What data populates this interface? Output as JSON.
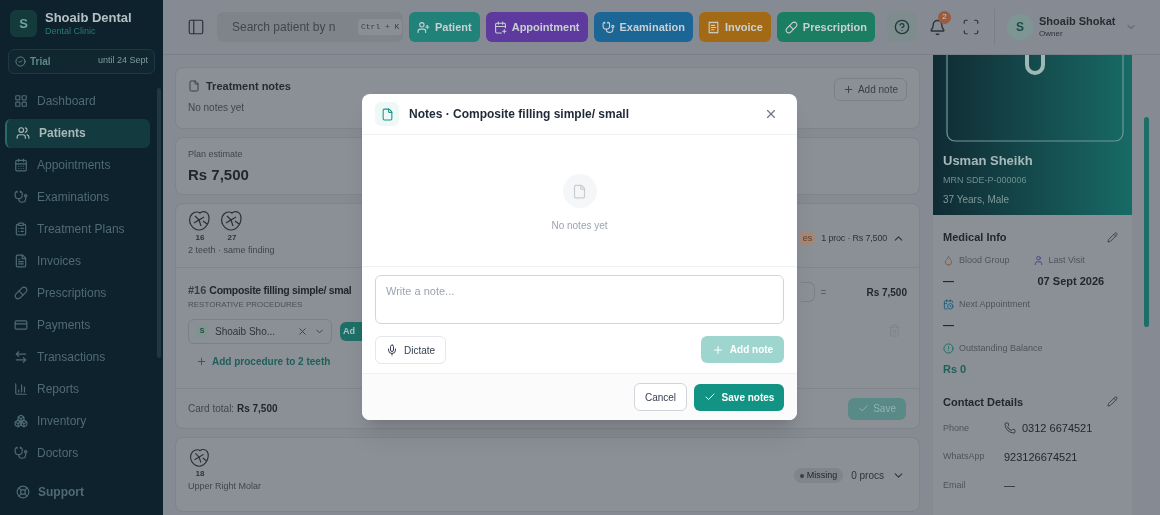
{
  "brand": {
    "initial": "S",
    "name": "Shoaib Dental",
    "subtitle": "Dental Clinic"
  },
  "trial": {
    "label": "Trial",
    "until": "until 24 Sept"
  },
  "sidebar": {
    "items": [
      {
        "label": "Dashboard",
        "selected": false
      },
      {
        "label": "Patients",
        "selected": true
      },
      {
        "label": "Appointments",
        "selected": false
      },
      {
        "label": "Examinations",
        "selected": false
      },
      {
        "label": "Treatment Plans",
        "selected": false
      },
      {
        "label": "Invoices",
        "selected": false
      },
      {
        "label": "Prescriptions",
        "selected": false
      },
      {
        "label": "Payments",
        "selected": false
      },
      {
        "label": "Transactions",
        "selected": false
      },
      {
        "label": "Reports",
        "selected": false
      },
      {
        "label": "Inventory",
        "selected": false
      },
      {
        "label": "Doctors",
        "selected": false
      }
    ],
    "footer": "Support"
  },
  "topbar": {
    "search": {
      "placeholder": "Search patient by n",
      "shortcut": "Ctrl + K"
    },
    "actions": [
      {
        "label": "Patient",
        "color": "#21827a"
      },
      {
        "label": "Appointment",
        "color": "#5e3a9e"
      },
      {
        "label": "Examination",
        "color": "#1b6694"
      },
      {
        "label": "Invoice",
        "color": "#a36a16"
      },
      {
        "label": "Prescription",
        "color": "#1b7d62"
      }
    ],
    "notifications": "2",
    "user": {
      "initial": "S",
      "name": "Shoaib Shokat",
      "role": "Owner"
    }
  },
  "treatment_notes": {
    "title": "Treatment notes",
    "empty": "No notes yet",
    "add": "Add note"
  },
  "plan_estimate": {
    "label": "Plan estimate",
    "amount": "Rs 7,500"
  },
  "finding_card": {
    "teeth": [
      "16",
      "27"
    ],
    "caption": "2 teeth · same finding",
    "badge": "es",
    "summary": "1 proc · Rs 7,500",
    "expanded": true,
    "procedure": {
      "code": "#16",
      "name": "Composite filling simple/ smal",
      "category": "RESTORATIVE PROCEDURES",
      "equals": "=",
      "price": "Rs 7,500"
    },
    "doctor": {
      "initial": "S",
      "name": "Shoaib Sho..."
    },
    "add_button": "Ad",
    "add_procedure": "Add procedure to 2 teeth",
    "total_label": "Card total:",
    "total": "Rs 7,500",
    "save": "Save"
  },
  "missing_card": {
    "teeth": [
      "18"
    ],
    "caption": "Upper Right Molar",
    "status": "Missing",
    "summary": "0 procs",
    "expanded": false
  },
  "patient": {
    "name": "Usman Sheikh",
    "mrn": "MRN SDE-P-000006",
    "details": "37 Years, Male"
  },
  "medical_info": {
    "title": "Medical Info",
    "fields": [
      {
        "label": "Blood Group",
        "value": "—"
      },
      {
        "label": "Last Visit",
        "value": "07 Sept 2026"
      },
      {
        "label": "Next Appointment",
        "value": "—"
      },
      {
        "label": "Outstanding Balance",
        "value": "Rs 0"
      }
    ]
  },
  "contact": {
    "title": "Contact Details",
    "rows": [
      {
        "label": "Phone",
        "value": "0312 6674521"
      },
      {
        "label": "WhatsApp",
        "value": "923126674521"
      },
      {
        "label": "Email",
        "value": "—"
      }
    ]
  },
  "modal": {
    "title": "Notes · Composite filling simple/ small",
    "empty": "No notes yet",
    "input": {
      "placeholder": "Write a note..."
    },
    "dictate": "Dictate",
    "add_note": {
      "label": "Add note",
      "disabled": true
    },
    "cancel": "Cancel",
    "save": "Save notes"
  }
}
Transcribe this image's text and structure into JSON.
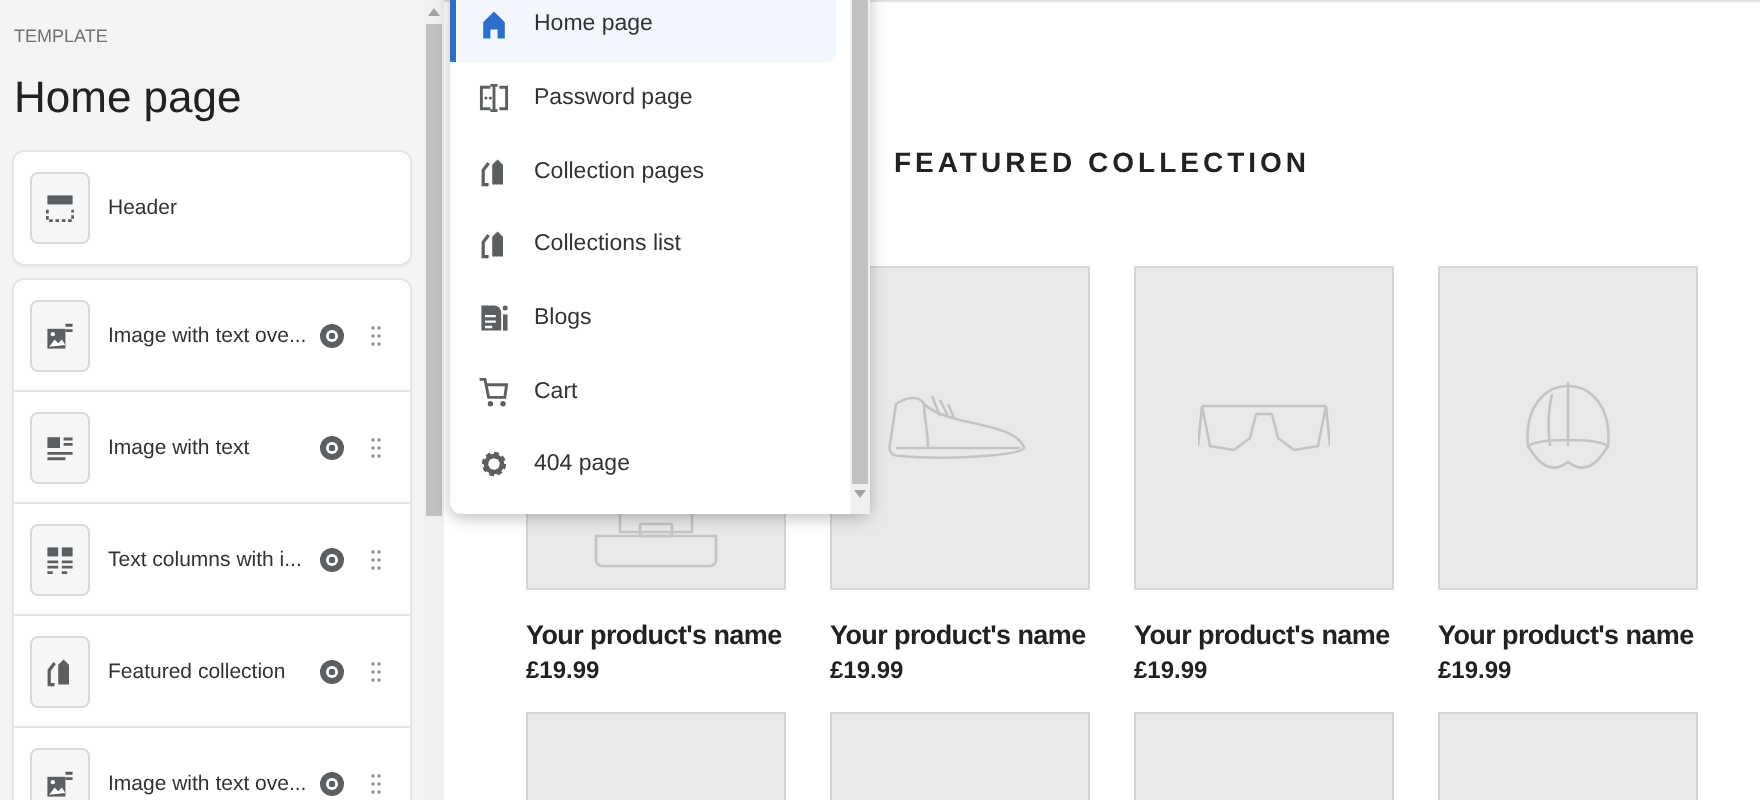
{
  "sidebar": {
    "eyebrow": "TEMPLATE",
    "title": "Home page",
    "header_section": {
      "label": "Header",
      "kind": "header"
    },
    "sections": [
      {
        "label": "Image with text ove...",
        "kind": "image-overlay"
      },
      {
        "label": "Image with text",
        "kind": "image-text"
      },
      {
        "label": "Text columns with i...",
        "kind": "columns"
      },
      {
        "label": "Featured collection",
        "kind": "tag"
      },
      {
        "label": "Image with text ove...",
        "kind": "image-overlay"
      }
    ]
  },
  "template_menu": {
    "items": [
      {
        "label": "Home page",
        "kind": "home",
        "selected": true
      },
      {
        "label": "Password page",
        "kind": "password",
        "selected": false
      },
      {
        "label": "Collection pages",
        "kind": "tag",
        "selected": false
      },
      {
        "label": "Collections list",
        "kind": "tag",
        "selected": false
      },
      {
        "label": "Blogs",
        "kind": "blog",
        "selected": false
      },
      {
        "label": "Cart",
        "kind": "cart",
        "selected": false
      },
      {
        "label": "404 page",
        "kind": "gear",
        "selected": false
      }
    ]
  },
  "preview": {
    "heading": "FEATURED COLLECTION",
    "products": [
      {
        "kind": "stand",
        "name": "Your product's name",
        "price": "£19.99"
      },
      {
        "kind": "shoe",
        "name": "Your product's name",
        "price": "£19.99"
      },
      {
        "kind": "glasses",
        "name": "Your product's name",
        "price": "£19.99"
      },
      {
        "kind": "cap",
        "name": "Your product's name",
        "price": "£19.99"
      },
      {
        "kind": "cut-off"
      },
      {
        "kind": "cut-off"
      },
      {
        "kind": "cut-off"
      },
      {
        "kind": "cut-off"
      }
    ]
  }
}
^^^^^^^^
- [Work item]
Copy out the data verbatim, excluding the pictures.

- [Solution below]
What data populates this interface? Output as JSON.
{
  "brand": {
    "initial": "S",
    "name": "Shoaib Dental",
    "subtitle": "Dental Clinic"
  },
  "trial": {
    "label": "Trial",
    "until": "until 24 Sept"
  },
  "sidebar": {
    "items": [
      {
        "label": "Dashboard",
        "selected": false
      },
      {
        "label": "Patients",
        "selected": true
      },
      {
        "label": "Appointments",
        "selected": false
      },
      {
        "label": "Examinations",
        "selected": false
      },
      {
        "label": "Treatment Plans",
        "selected": false
      },
      {
        "label": "Invoices",
        "selected": false
      },
      {
        "label": "Prescriptions",
        "selected": false
      },
      {
        "label": "Payments",
        "selected": false
      },
      {
        "label": "Transactions",
        "selected": false
      },
      {
        "label": "Reports",
        "selected": false
      },
      {
        "label": "Inventory",
        "selected": false
      },
      {
        "label": "Doctors",
        "selected": false
      }
    ],
    "footer": "Support"
  },
  "topbar": {
    "search": {
      "placeholder": "Search patient by n",
      "shortcut": "Ctrl + K"
    },
    "actions": [
      {
        "label": "Patient",
        "color": "#21827a"
      },
      {
        "label": "Appointment",
        "color": "#5e3a9e"
      },
      {
        "label": "Examination",
        "color": "#1b6694"
      },
      {
        "label": "Invoice",
        "color": "#a36a16"
      },
      {
        "label": "Prescription",
        "color": "#1b7d62"
      }
    ],
    "notifications": "2",
    "user": {
      "initial": "S",
      "name": "Shoaib Shokat",
      "role": "Owner"
    }
  },
  "treatment_notes": {
    "title": "Treatment notes",
    "empty": "No notes yet",
    "add": "Add note"
  },
  "plan_estimate": {
    "label": "Plan estimate",
    "amount": "Rs 7,500"
  },
  "finding_card": {
    "teeth": [
      "16",
      "27"
    ],
    "caption": "2 teeth · same finding",
    "badge": "es",
    "summary": "1 proc · Rs 7,500",
    "expanded": true,
    "procedure": {
      "code": "#16",
      "name": "Composite filling simple/ smal",
      "category": "RESTORATIVE PROCEDURES",
      "equals": "=",
      "price": "Rs 7,500"
    },
    "doctor": {
      "initial": "S",
      "name": "Shoaib Sho..."
    },
    "add_button": "Ad",
    "add_procedure": "Add procedure to 2 teeth",
    "total_label": "Card total:",
    "total": "Rs 7,500",
    "save": "Save"
  },
  "missing_card": {
    "teeth": [
      "18"
    ],
    "caption": "Upper Right Molar",
    "status": "Missing",
    "summary": "0 procs",
    "expanded": false
  },
  "patient": {
    "name": "Usman Sheikh",
    "mrn": "MRN SDE-P-000006",
    "details": "37 Years, Male"
  },
  "medical_info": {
    "title": "Medical Info",
    "fields": [
      {
        "label": "Blood Group",
        "value": "—"
      },
      {
        "label": "Last Visit",
        "value": "07 Sept 2026"
      },
      {
        "label": "Next Appointment",
        "value": "—"
      },
      {
        "label": "Outstanding Balance",
        "value": "Rs 0"
      }
    ]
  },
  "contact": {
    "title": "Contact Details",
    "rows": [
      {
        "label": "Phone",
        "value": "0312 6674521"
      },
      {
        "label": "WhatsApp",
        "value": "923126674521"
      },
      {
        "label": "Email",
        "value": "—"
      }
    ]
  },
  "modal": {
    "title": "Notes · Composite filling simple/ small",
    "empty": "No notes yet",
    "input": {
      "placeholder": "Write a note..."
    },
    "dictate": "Dictate",
    "add_note": {
      "label": "Add note",
      "disabled": true
    },
    "cancel": "Cancel",
    "save": "Save notes"
  }
}
Transcribe this image's text and structure into JSON.
{
  "sidebar": {
    "eyebrow": "TEMPLATE",
    "title": "Home page",
    "header_section": {
      "label": "Header",
      "kind": "header"
    },
    "sections": [
      {
        "label": "Image with text ove...",
        "kind": "image-overlay"
      },
      {
        "label": "Image with text",
        "kind": "image-text"
      },
      {
        "label": "Text columns with i...",
        "kind": "columns"
      },
      {
        "label": "Featured collection",
        "kind": "tag"
      },
      {
        "label": "Image with text ove...",
        "kind": "image-overlay"
      }
    ]
  },
  "template_menu": {
    "items": [
      {
        "label": "Home page",
        "kind": "home",
        "selected": true
      },
      {
        "label": "Password page",
        "kind": "password",
        "selected": false
      },
      {
        "label": "Collection pages",
        "kind": "tag",
        "selected": false
      },
      {
        "label": "Collections list",
        "kind": "tag",
        "selected": false
      },
      {
        "label": "Blogs",
        "kind": "blog",
        "selected": false
      },
      {
        "label": "Cart",
        "kind": "cart",
        "selected": false
      },
      {
        "label": "404 page",
        "kind": "gear",
        "selected": false
      }
    ]
  },
  "preview": {
    "heading": "FEATURED COLLECTION",
    "products": [
      {
        "kind": "stand",
        "name": "Your product's name",
        "price": "£19.99"
      },
      {
        "kind": "shoe",
        "name": "Your product's name",
        "price": "£19.99"
      },
      {
        "kind": "glasses",
        "name": "Your product's name",
        "price": "£19.99"
      },
      {
        "kind": "cap",
        "name": "Your product's name",
        "price": "£19.99"
      },
      {
        "kind": "cut-off"
      },
      {
        "kind": "cut-off"
      },
      {
        "kind": "cut-off"
      },
      {
        "kind": "cut-off"
      }
    ]
  }
}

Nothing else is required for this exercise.